-- Opening Marker --

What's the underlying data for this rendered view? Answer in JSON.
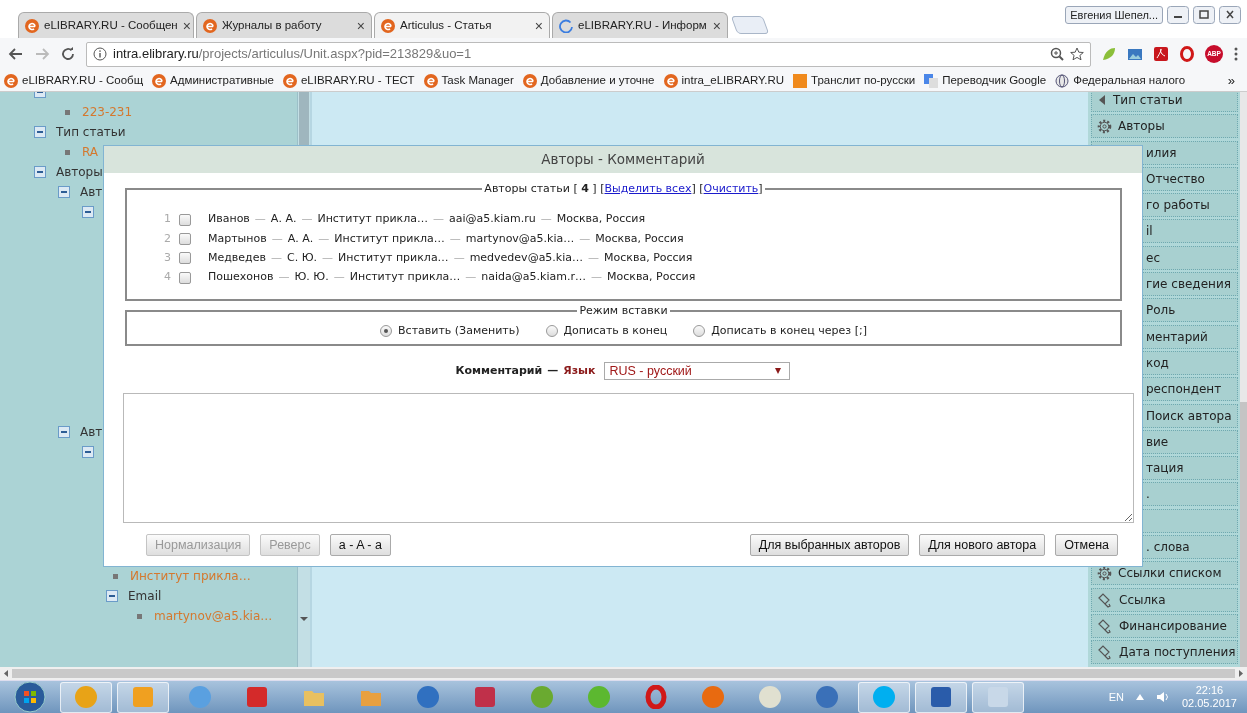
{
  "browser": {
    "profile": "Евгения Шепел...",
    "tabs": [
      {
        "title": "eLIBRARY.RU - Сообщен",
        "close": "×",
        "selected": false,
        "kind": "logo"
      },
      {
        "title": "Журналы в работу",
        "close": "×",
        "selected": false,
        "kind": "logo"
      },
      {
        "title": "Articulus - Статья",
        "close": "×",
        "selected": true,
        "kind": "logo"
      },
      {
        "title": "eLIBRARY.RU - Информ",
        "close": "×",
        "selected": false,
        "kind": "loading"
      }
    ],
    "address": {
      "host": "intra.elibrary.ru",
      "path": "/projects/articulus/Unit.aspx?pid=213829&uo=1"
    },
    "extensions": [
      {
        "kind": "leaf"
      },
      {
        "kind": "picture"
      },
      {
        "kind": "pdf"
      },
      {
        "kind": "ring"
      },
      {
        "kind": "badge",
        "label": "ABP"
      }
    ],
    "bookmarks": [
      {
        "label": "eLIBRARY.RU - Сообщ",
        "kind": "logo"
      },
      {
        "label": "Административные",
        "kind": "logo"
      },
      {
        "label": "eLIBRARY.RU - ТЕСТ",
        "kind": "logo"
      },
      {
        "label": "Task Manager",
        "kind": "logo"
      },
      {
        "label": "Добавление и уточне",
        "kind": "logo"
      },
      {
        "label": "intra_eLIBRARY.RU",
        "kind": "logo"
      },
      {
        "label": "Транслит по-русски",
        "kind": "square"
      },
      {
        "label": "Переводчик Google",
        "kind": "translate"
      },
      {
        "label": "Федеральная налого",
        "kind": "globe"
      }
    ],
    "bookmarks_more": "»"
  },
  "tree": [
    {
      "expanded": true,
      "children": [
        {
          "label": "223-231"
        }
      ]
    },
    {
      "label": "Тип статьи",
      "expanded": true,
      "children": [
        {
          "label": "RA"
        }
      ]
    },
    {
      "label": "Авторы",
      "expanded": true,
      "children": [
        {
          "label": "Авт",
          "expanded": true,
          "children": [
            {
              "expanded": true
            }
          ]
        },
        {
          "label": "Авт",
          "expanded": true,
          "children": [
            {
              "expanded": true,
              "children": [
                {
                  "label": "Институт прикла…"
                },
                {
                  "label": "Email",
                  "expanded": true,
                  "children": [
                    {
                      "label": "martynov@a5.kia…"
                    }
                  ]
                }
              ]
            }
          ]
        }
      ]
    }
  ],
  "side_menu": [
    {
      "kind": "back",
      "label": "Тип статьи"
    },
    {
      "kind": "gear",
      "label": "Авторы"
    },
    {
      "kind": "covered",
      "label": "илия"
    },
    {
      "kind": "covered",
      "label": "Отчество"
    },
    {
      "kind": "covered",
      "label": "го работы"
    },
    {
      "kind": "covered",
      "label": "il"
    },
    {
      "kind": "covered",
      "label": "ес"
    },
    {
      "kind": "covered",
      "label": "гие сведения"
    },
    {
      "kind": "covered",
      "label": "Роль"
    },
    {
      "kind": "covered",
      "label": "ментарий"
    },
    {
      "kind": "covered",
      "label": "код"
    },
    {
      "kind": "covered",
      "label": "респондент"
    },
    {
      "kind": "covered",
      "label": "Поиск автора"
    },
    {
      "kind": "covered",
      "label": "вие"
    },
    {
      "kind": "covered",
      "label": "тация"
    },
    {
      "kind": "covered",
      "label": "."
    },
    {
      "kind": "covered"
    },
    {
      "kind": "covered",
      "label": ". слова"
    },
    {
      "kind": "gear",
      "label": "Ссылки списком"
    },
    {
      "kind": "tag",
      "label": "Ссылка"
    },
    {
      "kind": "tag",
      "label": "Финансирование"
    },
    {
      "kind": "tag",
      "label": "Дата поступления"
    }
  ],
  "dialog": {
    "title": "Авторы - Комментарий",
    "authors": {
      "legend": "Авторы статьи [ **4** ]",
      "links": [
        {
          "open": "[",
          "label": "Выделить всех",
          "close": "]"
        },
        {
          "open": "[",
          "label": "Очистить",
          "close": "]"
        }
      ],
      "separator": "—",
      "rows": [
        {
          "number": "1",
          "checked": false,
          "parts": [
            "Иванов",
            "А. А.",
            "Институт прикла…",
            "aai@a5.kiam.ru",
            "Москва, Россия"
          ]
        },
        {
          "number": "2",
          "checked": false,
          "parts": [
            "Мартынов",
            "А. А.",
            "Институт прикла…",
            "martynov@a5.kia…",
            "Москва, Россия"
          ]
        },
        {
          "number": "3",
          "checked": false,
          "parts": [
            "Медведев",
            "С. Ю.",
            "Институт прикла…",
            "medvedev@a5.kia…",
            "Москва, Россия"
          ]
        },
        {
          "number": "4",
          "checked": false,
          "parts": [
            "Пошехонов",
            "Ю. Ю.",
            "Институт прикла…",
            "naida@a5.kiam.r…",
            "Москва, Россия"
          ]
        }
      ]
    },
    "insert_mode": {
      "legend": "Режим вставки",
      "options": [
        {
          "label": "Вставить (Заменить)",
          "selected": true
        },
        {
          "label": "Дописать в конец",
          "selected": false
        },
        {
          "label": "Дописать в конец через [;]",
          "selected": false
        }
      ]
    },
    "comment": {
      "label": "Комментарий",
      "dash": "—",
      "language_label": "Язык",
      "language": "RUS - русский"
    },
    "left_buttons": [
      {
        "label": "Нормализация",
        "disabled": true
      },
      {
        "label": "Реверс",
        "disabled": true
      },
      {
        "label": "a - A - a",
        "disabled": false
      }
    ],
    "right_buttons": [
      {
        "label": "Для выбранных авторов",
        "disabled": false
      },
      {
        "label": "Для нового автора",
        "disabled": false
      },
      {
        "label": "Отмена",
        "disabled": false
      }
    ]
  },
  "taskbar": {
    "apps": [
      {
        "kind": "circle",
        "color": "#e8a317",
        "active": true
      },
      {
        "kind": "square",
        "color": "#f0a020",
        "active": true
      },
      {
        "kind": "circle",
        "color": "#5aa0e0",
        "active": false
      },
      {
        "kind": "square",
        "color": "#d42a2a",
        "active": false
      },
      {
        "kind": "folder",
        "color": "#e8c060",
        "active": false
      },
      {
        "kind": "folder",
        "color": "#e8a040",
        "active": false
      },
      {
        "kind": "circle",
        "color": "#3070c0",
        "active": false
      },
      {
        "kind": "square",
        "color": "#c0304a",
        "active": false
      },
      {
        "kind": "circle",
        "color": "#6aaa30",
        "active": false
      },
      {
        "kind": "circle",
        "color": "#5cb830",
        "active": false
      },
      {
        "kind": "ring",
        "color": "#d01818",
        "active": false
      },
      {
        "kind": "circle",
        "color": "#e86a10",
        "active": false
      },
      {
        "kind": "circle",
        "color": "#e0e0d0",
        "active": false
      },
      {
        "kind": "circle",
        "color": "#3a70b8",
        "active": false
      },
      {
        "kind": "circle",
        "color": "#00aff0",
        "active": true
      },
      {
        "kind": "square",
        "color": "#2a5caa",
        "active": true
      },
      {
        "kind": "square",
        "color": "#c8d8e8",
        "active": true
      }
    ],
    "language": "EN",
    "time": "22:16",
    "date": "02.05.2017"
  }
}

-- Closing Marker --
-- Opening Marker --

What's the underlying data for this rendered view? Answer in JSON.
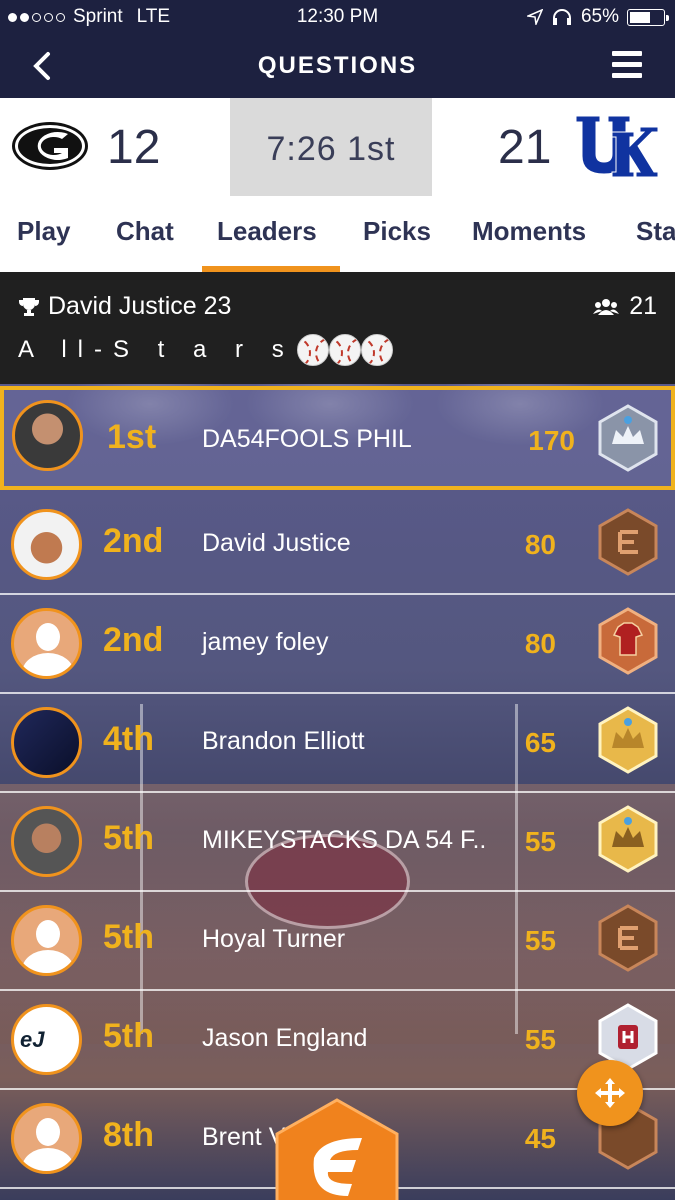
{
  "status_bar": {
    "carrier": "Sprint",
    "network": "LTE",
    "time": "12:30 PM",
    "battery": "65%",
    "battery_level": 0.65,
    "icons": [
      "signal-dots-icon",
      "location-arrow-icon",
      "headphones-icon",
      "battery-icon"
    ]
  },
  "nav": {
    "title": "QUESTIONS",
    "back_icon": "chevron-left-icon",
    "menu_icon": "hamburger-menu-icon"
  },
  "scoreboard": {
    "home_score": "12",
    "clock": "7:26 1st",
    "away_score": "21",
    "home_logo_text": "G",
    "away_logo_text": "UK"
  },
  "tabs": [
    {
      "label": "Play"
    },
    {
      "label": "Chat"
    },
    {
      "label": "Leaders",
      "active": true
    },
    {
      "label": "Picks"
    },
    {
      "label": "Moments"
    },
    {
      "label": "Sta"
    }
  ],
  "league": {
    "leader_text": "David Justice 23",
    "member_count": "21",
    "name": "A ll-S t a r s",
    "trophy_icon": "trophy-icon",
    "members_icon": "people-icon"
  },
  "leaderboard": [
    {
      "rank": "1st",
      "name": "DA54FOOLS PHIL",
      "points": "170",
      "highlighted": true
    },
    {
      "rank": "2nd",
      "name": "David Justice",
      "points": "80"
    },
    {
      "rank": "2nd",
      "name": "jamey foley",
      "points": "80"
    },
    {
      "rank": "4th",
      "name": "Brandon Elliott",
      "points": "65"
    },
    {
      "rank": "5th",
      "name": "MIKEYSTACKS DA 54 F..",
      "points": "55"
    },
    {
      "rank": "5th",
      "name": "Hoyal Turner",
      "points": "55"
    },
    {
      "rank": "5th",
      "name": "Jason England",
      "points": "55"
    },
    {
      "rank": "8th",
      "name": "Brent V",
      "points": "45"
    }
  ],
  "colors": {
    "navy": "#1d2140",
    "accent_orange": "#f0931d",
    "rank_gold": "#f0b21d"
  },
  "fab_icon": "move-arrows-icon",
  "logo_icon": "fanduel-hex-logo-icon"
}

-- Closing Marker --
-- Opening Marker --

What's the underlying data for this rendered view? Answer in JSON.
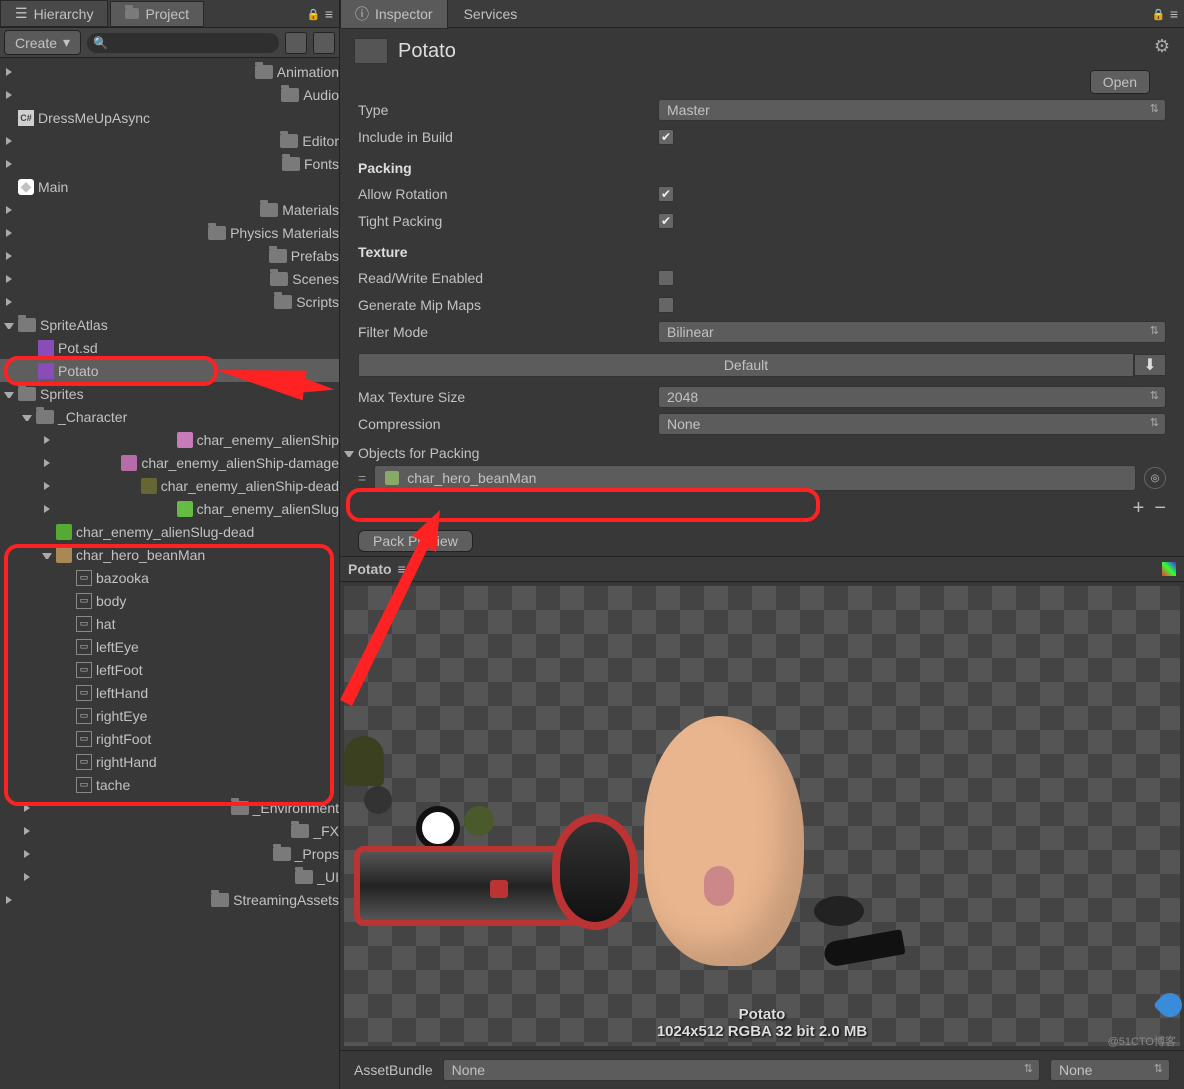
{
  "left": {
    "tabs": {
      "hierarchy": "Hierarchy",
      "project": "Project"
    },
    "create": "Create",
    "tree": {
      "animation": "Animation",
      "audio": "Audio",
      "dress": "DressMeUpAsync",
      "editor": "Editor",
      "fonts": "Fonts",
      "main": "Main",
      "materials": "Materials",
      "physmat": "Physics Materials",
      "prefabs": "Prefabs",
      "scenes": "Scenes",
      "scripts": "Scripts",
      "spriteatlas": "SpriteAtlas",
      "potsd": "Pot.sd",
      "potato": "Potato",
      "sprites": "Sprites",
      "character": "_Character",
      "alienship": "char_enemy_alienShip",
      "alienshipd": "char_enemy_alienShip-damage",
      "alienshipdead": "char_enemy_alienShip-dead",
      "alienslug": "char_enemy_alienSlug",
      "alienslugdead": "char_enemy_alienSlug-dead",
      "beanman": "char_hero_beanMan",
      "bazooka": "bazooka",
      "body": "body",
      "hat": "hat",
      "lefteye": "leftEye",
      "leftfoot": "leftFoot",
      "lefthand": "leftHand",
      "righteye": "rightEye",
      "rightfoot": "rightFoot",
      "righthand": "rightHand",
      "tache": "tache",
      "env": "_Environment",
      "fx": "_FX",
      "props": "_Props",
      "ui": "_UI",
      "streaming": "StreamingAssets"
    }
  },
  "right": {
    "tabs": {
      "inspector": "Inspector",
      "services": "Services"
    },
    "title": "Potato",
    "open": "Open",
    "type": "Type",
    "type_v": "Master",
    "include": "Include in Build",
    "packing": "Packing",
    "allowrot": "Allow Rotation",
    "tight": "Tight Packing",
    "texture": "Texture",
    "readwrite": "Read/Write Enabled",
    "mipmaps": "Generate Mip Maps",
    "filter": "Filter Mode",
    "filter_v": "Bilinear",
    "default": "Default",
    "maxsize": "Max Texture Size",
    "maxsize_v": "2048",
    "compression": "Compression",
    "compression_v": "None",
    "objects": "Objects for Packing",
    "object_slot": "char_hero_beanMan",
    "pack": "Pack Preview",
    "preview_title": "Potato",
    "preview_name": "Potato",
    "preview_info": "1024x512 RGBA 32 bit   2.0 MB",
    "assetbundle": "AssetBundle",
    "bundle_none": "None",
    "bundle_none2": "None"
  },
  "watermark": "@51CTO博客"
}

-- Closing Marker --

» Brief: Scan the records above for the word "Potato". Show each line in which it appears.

» Result of the exercise:
      "potato": "Potato",
    "title": "Potato",
    "preview_title": "Potato",
    "preview_name": "Potato",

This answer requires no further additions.